** Data records follows **

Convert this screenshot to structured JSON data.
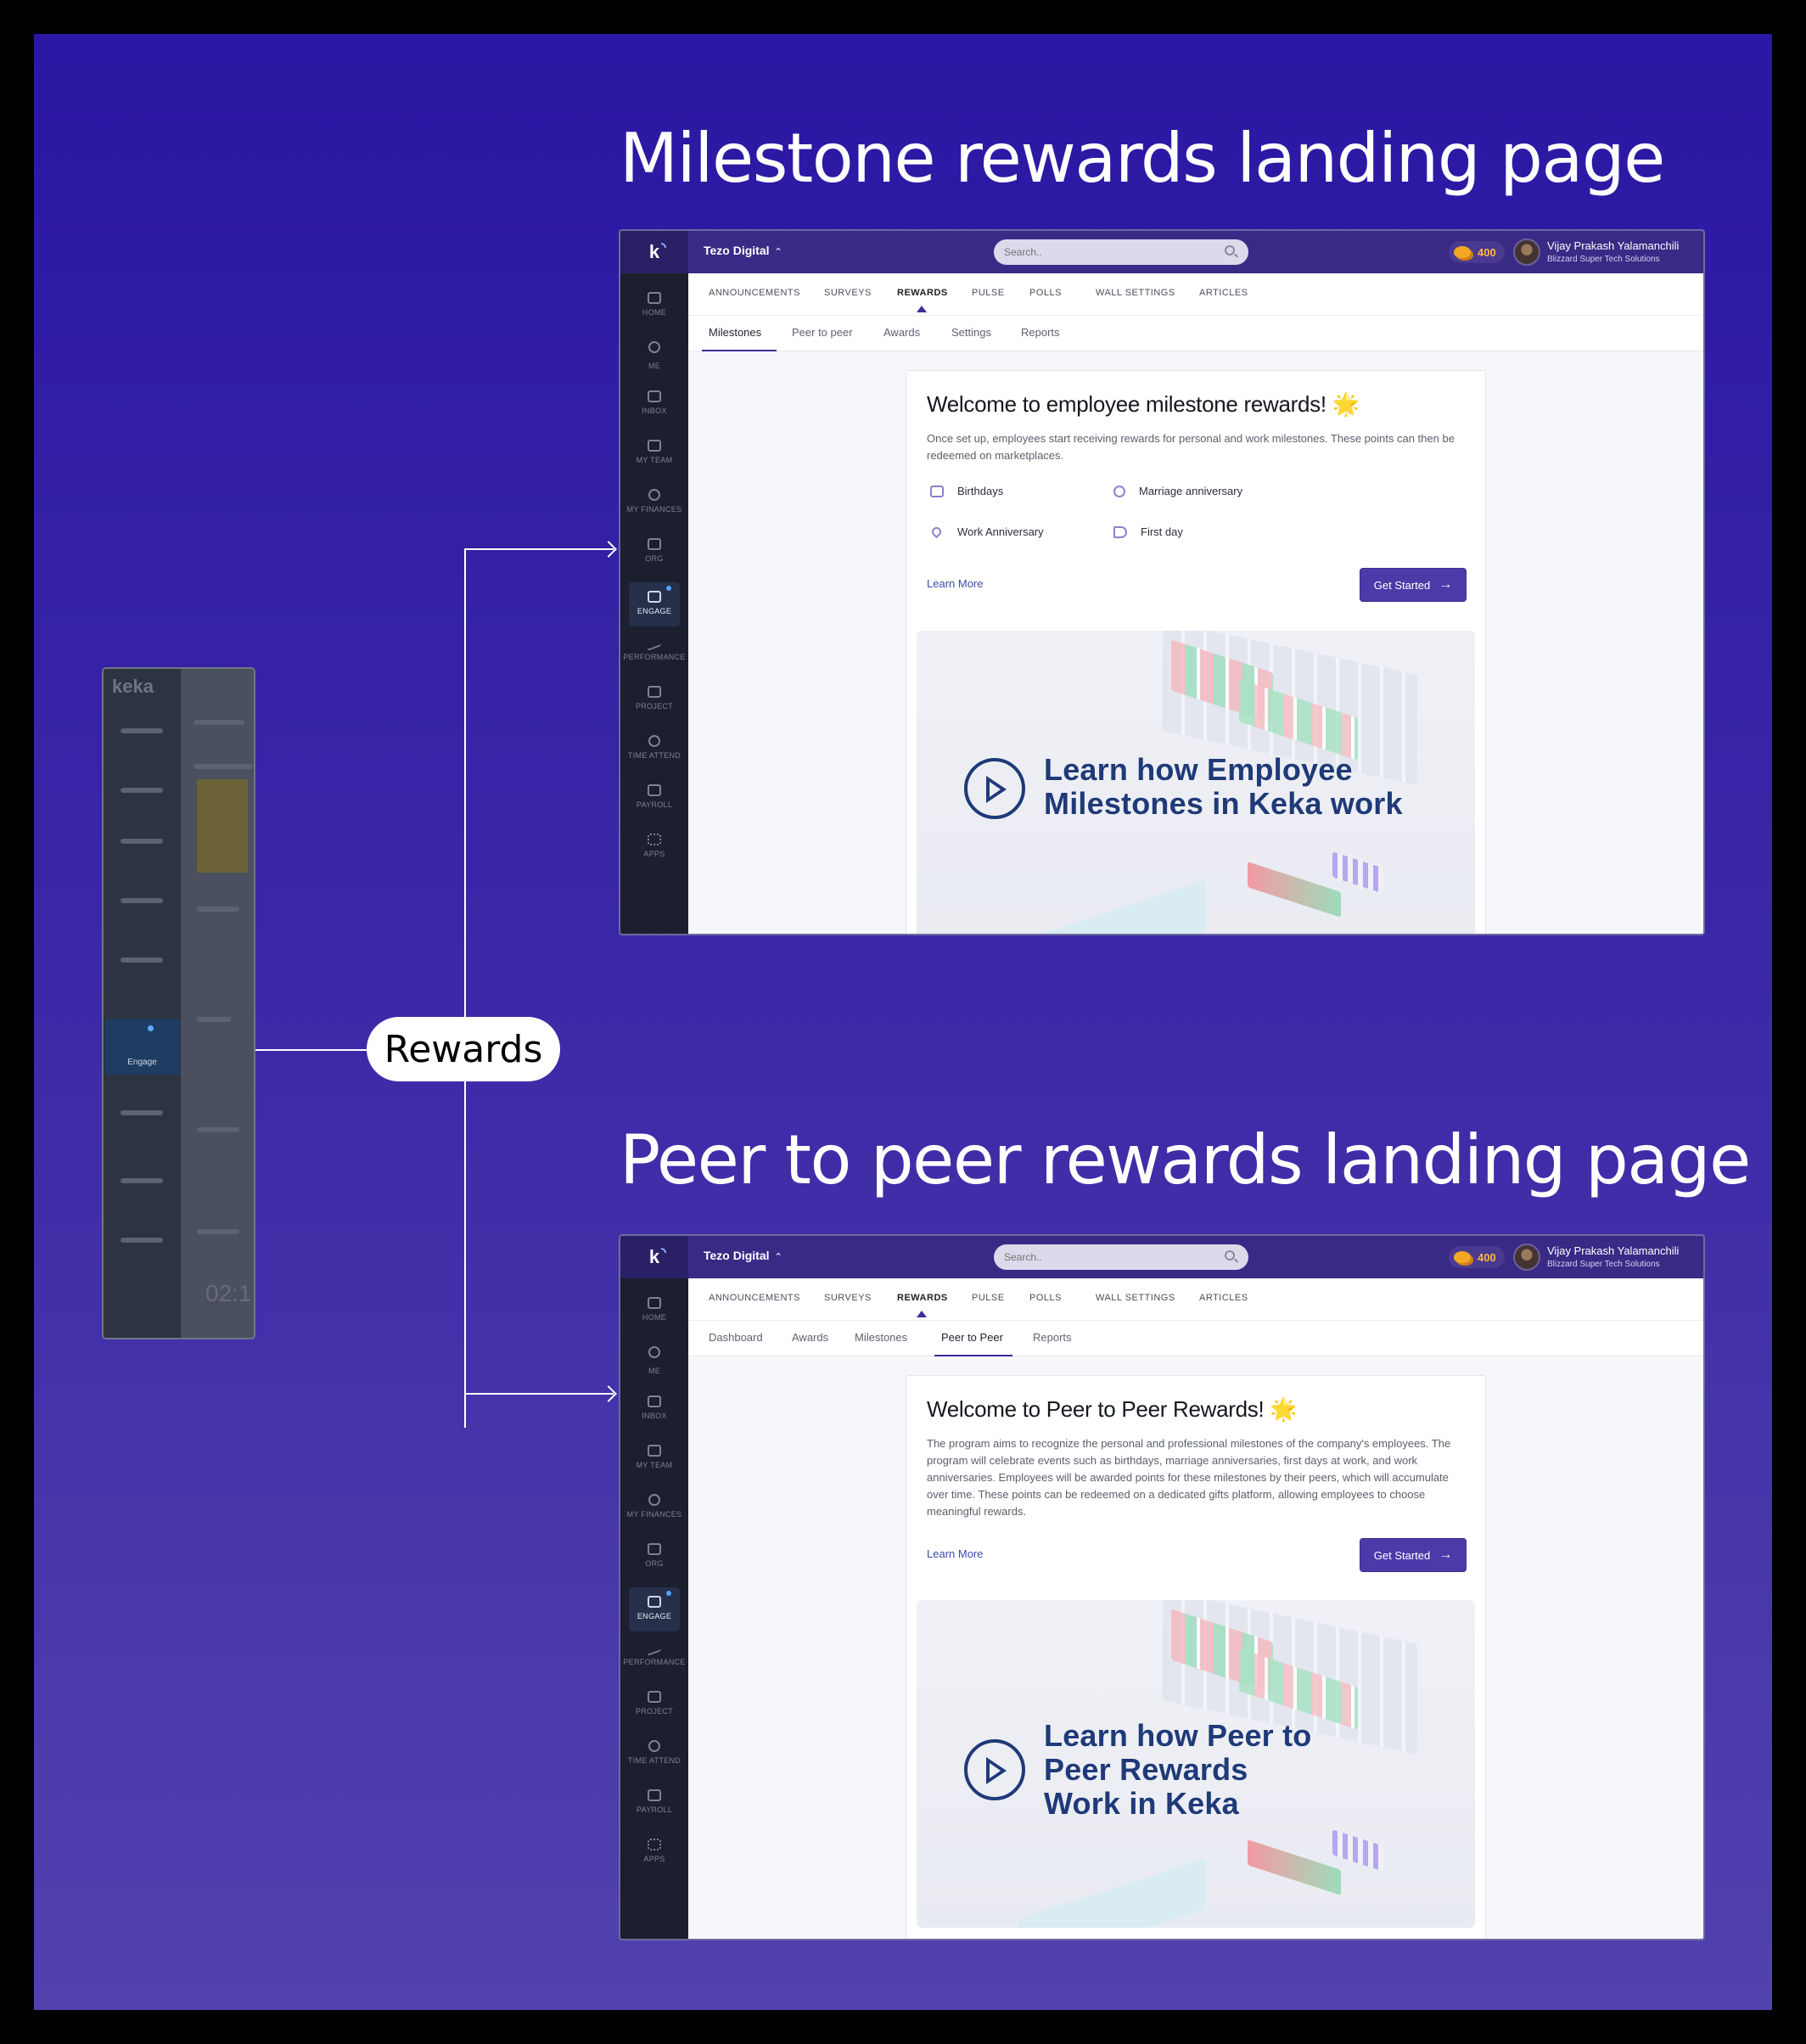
{
  "headings": {
    "milestone": "Milestone rewards landing page",
    "peer": "Peer to peer rewards landing page"
  },
  "pill_label": "Rewards",
  "thumb": {
    "logo": "keka",
    "engage_label": "Engage",
    "big_time": "02:1"
  },
  "app": {
    "org_name": "Tezo Digital",
    "search_placeholder": "Search..",
    "coins": "400",
    "user_name": "Vijay Prakash Yalamanchili",
    "user_company": "Blizzard Super Tech Solutions",
    "brand": "k",
    "sidebar": [
      "HOME",
      "ME",
      "INBOX",
      "MY TEAM",
      "MY FINANCES",
      "ORG",
      "ENGAGE",
      "PERFORMANCE",
      "PROJECT",
      "TIME ATTEND",
      "PAYROLL",
      "APPS"
    ],
    "main_tabs": [
      "ANNOUNCEMENTS",
      "SURVEYS",
      "REWARDS",
      "PULSE",
      "POLLS",
      "WALL SETTINGS",
      "ARTICLES"
    ]
  },
  "milestone": {
    "sub_tabs": [
      "Milestones",
      "Peer to peer",
      "Awards",
      "Settings",
      "Reports"
    ],
    "title": "Welcome to employee milestone rewards!",
    "star": "🌟",
    "desc": "Once set up, employees start receiving rewards for personal and work milestones. These points can then be redeemed on marketplaces.",
    "features": [
      "Birthdays",
      "Marriage anniversary",
      "Work Anniversary",
      "First day"
    ],
    "learn_more": "Learn More",
    "cta": "Get Started",
    "video_text": "Learn how Employee Milestones in Keka work"
  },
  "peer": {
    "sub_tabs": [
      "Dashboard",
      "Awards",
      "Milestones",
      "Peer to Peer",
      "Reports"
    ],
    "title": "Welcome to Peer to Peer Rewards!",
    "star": "🌟",
    "desc": "The program aims to recognize the personal and professional milestones of the company's employees. The program will celebrate events such as birthdays, marriage anniversaries, first days at work, and work anniversaries. Employees will be awarded points for these milestones by their peers, which will accumulate over time. These points can be redeemed on a dedicated gifts platform, allowing employees to choose meaningful rewards.",
    "learn_more": "Learn More",
    "cta": "Get Started",
    "video_text": "Learn how Peer to Peer Rewards Work in Keka"
  },
  "colors": {
    "brand": "#392a86",
    "accent": "#4c3aa8",
    "video_text": "#1f3a78"
  }
}
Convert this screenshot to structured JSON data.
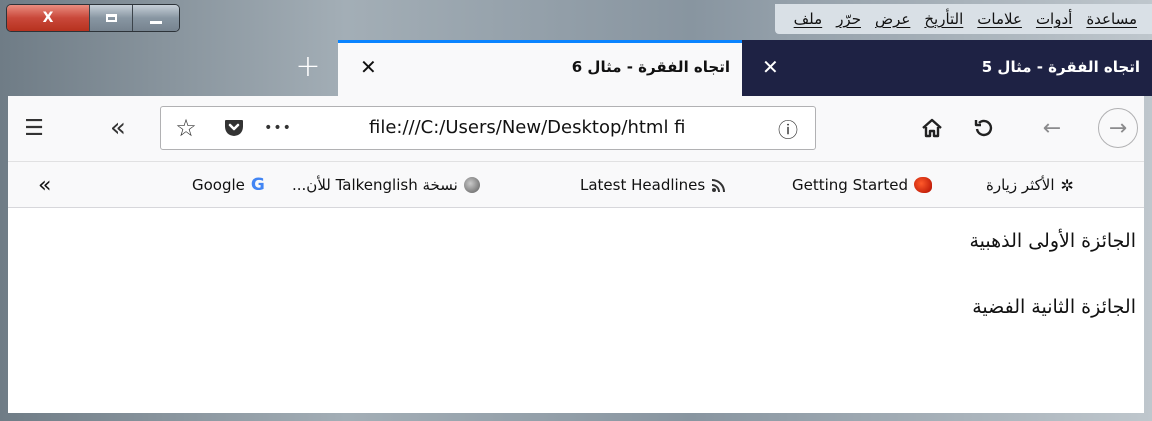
{
  "menubar": {
    "items": [
      "ملف",
      "حرّر",
      "عرض",
      "التأريخ",
      "علامات",
      "أدوات",
      "مساعدة"
    ]
  },
  "window_controls": {
    "close_label": "X"
  },
  "tabs": [
    {
      "label": "اتجاه الفقرة - مثال 6",
      "active": true
    },
    {
      "label": "اتجاه الفقرة - مثال 5",
      "active": false
    }
  ],
  "tab_close_glyph": "✕",
  "new_tab_glyph": "+",
  "toolbar": {
    "menu_glyph": "☰",
    "overflow_glyph": "«",
    "url": "file:///C:/Users/New/Desktop/html fi",
    "star_glyph": "☆",
    "more_glyph": "•••",
    "info_glyph": "ⓘ",
    "home_glyph": "⌂",
    "reload_glyph": "↺",
    "back_glyph": "←",
    "forward_glyph": "→"
  },
  "bookmarks": {
    "overflow_glyph": "«",
    "items": [
      {
        "label": "الأكثر زيارة",
        "icon": "gear-icon"
      },
      {
        "label": "Getting Started",
        "icon": "firefox-icon"
      },
      {
        "label": "Latest Headlines",
        "icon": "rss-icon"
      },
      {
        "label": "نسخة Talkenglish للأن...",
        "icon": "globe-icon"
      },
      {
        "label": "Google",
        "icon": "google-icon"
      }
    ],
    "google_letter": "G",
    "gear_glyph": "✲",
    "rss_glyph": "))"
  },
  "content": {
    "paragraphs": [
      "الجائزة الأولى الذهبية",
      "الجائزة الثانية الفضية"
    ]
  }
}
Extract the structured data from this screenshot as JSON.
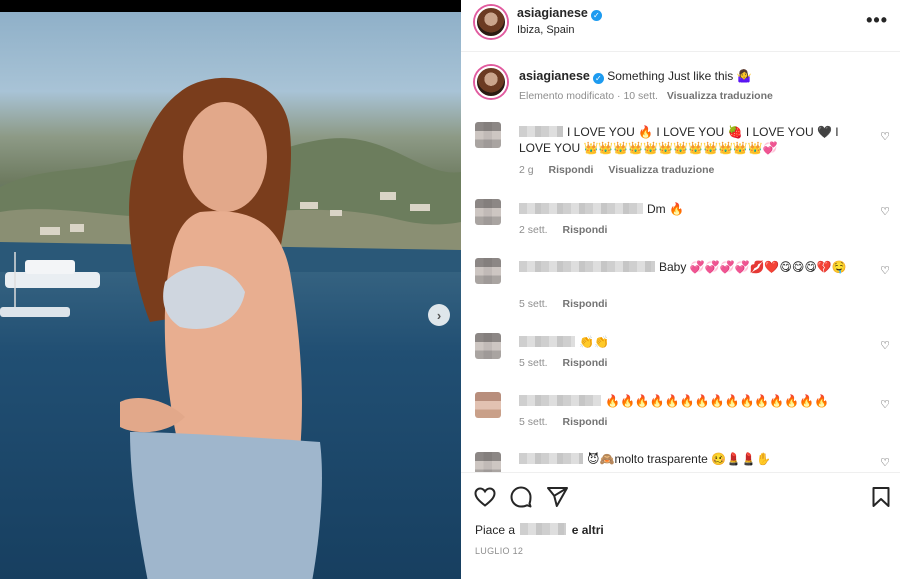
{
  "post": {
    "username": "asiagianese",
    "location": "Ibiza, Spain",
    "more_label": "•••"
  },
  "caption": {
    "username": "asiagianese",
    "text": "Something Just like this 🤷‍♀️",
    "edited": "Elemento modificato · 10 sett.",
    "translate": "Visualizza traduzione"
  },
  "comments": [
    {
      "text": "I LOVE YOU 🔥 I LOVE YOU 🍓 I LOVE YOU 🖤 I LOVE YOU 👑👑👑👑👑👑👑👑👑👑👑👑💞",
      "time": "2 g",
      "reply": "Rispondi",
      "translate": "Visualizza traduzione"
    },
    {
      "text": "Dm 🔥",
      "time": "2 sett.",
      "reply": "Rispondi"
    },
    {
      "text": "Baby 💞💞💞💞💋❤️😋😋😋💔🤤",
      "time": "5 sett.",
      "reply": "Rispondi"
    },
    {
      "text": "👏👏",
      "time": "5 sett.",
      "reply": "Rispondi"
    },
    {
      "text": "🔥🔥🔥🔥🔥🔥🔥🔥🔥🔥🔥🔥🔥🔥🔥",
      "time": "5 sett.",
      "reply": "Rispondi"
    },
    {
      "text": "😈🙈molto trasparente 🥴💄💄✋",
      "time": "",
      "reply": ""
    }
  ],
  "footer": {
    "likes_prefix": "Piace a",
    "likes_suffix": "e altri",
    "date": "LUGLIO 12"
  },
  "colors": {
    "verified": "#1d9bf0",
    "story_ring": "#e15b9f",
    "meta_text": "#8e8e8e"
  }
}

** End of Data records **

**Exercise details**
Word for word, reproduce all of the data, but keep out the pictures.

**Answer section**
Convert this screenshot to structured JSON data.
{
  "headings": {
    "milestone": "Milestone rewards landing page",
    "peer": "Peer to peer rewards landing page"
  },
  "pill_label": "Rewards",
  "thumb": {
    "logo": "keka",
    "engage_label": "Engage",
    "big_time": "02:1"
  },
  "app": {
    "org_name": "Tezo Digital",
    "search_placeholder": "Search..",
    "coins": "400",
    "user_name": "Vijay Prakash Yalamanchili",
    "user_company": "Blizzard Super Tech Solutions",
    "brand": "k",
    "sidebar": [
      "HOME",
      "ME",
      "INBOX",
      "MY TEAM",
      "MY FINANCES",
      "ORG",
      "ENGAGE",
      "PERFORMANCE",
      "PROJECT",
      "TIME ATTEND",
      "PAYROLL",
      "APPS"
    ],
    "main_tabs": [
      "ANNOUNCEMENTS",
      "SURVEYS",
      "REWARDS",
      "PULSE",
      "POLLS",
      "WALL SETTINGS",
      "ARTICLES"
    ]
  },
  "milestone": {
    "sub_tabs": [
      "Milestones",
      "Peer to peer",
      "Awards",
      "Settings",
      "Reports"
    ],
    "title": "Welcome to employee milestone rewards!",
    "star": "🌟",
    "desc": "Once set up, employees start receiving rewards for personal and work milestones. These points can then be redeemed on marketplaces.",
    "features": [
      "Birthdays",
      "Marriage anniversary",
      "Work Anniversary",
      "First day"
    ],
    "learn_more": "Learn More",
    "cta": "Get Started",
    "video_text": "Learn how Employee Milestones in Keka work"
  },
  "peer": {
    "sub_tabs": [
      "Dashboard",
      "Awards",
      "Milestones",
      "Peer to Peer",
      "Reports"
    ],
    "title": "Welcome to Peer to Peer Rewards!",
    "star": "🌟",
    "desc": "The program aims to recognize the personal and professional milestones of the company's employees. The program will celebrate events such as birthdays, marriage anniversaries, first days at work, and work anniversaries. Employees will be awarded points for these milestones by their peers, which will accumulate over time. These points can be redeemed on a dedicated gifts platform, allowing employees to choose meaningful rewards.",
    "learn_more": "Learn More",
    "cta": "Get Started",
    "video_text": "Learn how Peer to Peer Rewards Work in Keka"
  },
  "colors": {
    "brand": "#392a86",
    "accent": "#4c3aa8",
    "video_text": "#1f3a78"
  }
}
Convert this screenshot to structured JSON data.
{
  "menubar": {
    "items": [
      "ملف",
      "حرّر",
      "عرض",
      "التأريخ",
      "علامات",
      "أدوات",
      "مساعدة"
    ]
  },
  "window_controls": {
    "close_label": "X"
  },
  "tabs": [
    {
      "label": "اتجاه الفقرة - مثال 6",
      "active": true
    },
    {
      "label": "اتجاه الفقرة - مثال 5",
      "active": false
    }
  ],
  "tab_close_glyph": "✕",
  "new_tab_glyph": "+",
  "toolbar": {
    "menu_glyph": "☰",
    "overflow_glyph": "«",
    "url": "file:///C:/Users/New/Desktop/html fi",
    "star_glyph": "☆",
    "more_glyph": "•••",
    "info_glyph": "ⓘ",
    "home_glyph": "⌂",
    "reload_glyph": "↺",
    "back_glyph": "←",
    "forward_glyph": "→"
  },
  "bookmarks": {
    "overflow_glyph": "«",
    "items": [
      {
        "label": "الأكثر زيارة",
        "icon": "gear-icon"
      },
      {
        "label": "Getting Started",
        "icon": "firefox-icon"
      },
      {
        "label": "Latest Headlines",
        "icon": "rss-icon"
      },
      {
        "label": "نسخة Talkenglish للأن...",
        "icon": "globe-icon"
      },
      {
        "label": "Google",
        "icon": "google-icon"
      }
    ],
    "google_letter": "G",
    "gear_glyph": "✲",
    "rss_glyph": "))"
  },
  "content": {
    "paragraphs": [
      "الجائزة الأولى الذهبية",
      "الجائزة الثانية الفضية"
    ]
  }
}
Extract the structured data from this screenshot as JSON.
{
  "post": {
    "username": "asiagianese",
    "location": "Ibiza, Spain",
    "more_label": "•••"
  },
  "caption": {
    "username": "asiagianese",
    "text": "Something Just like this 🤷‍♀️",
    "edited": "Elemento modificato · 10 sett.",
    "translate": "Visualizza traduzione"
  },
  "comments": [
    {
      "text": "I LOVE YOU 🔥 I LOVE YOU 🍓 I LOVE YOU 🖤 I LOVE YOU 👑👑👑👑👑👑👑👑👑👑👑👑💞",
      "time": "2 g",
      "reply": "Rispondi",
      "translate": "Visualizza traduzione"
    },
    {
      "text": "Dm 🔥",
      "time": "2 sett.",
      "reply": "Rispondi"
    },
    {
      "text": "Baby 💞💞💞💞💋❤️😋😋😋💔🤤",
      "time": "5 sett.",
      "reply": "Rispondi"
    },
    {
      "text": "👏👏",
      "time": "5 sett.",
      "reply": "Rispondi"
    },
    {
      "text": "🔥🔥🔥🔥🔥🔥🔥🔥🔥🔥🔥🔥🔥🔥🔥",
      "time": "5 sett.",
      "reply": "Rispondi"
    },
    {
      "text": "😈🙈molto trasparente 🥴💄💄✋",
      "time": "",
      "reply": ""
    }
  ],
  "footer": {
    "likes_prefix": "Piace a",
    "likes_suffix": "e altri",
    "date": "LUGLIO 12"
  },
  "colors": {
    "verified": "#1d9bf0",
    "story_ring": "#e15b9f",
    "meta_text": "#8e8e8e"
  }
}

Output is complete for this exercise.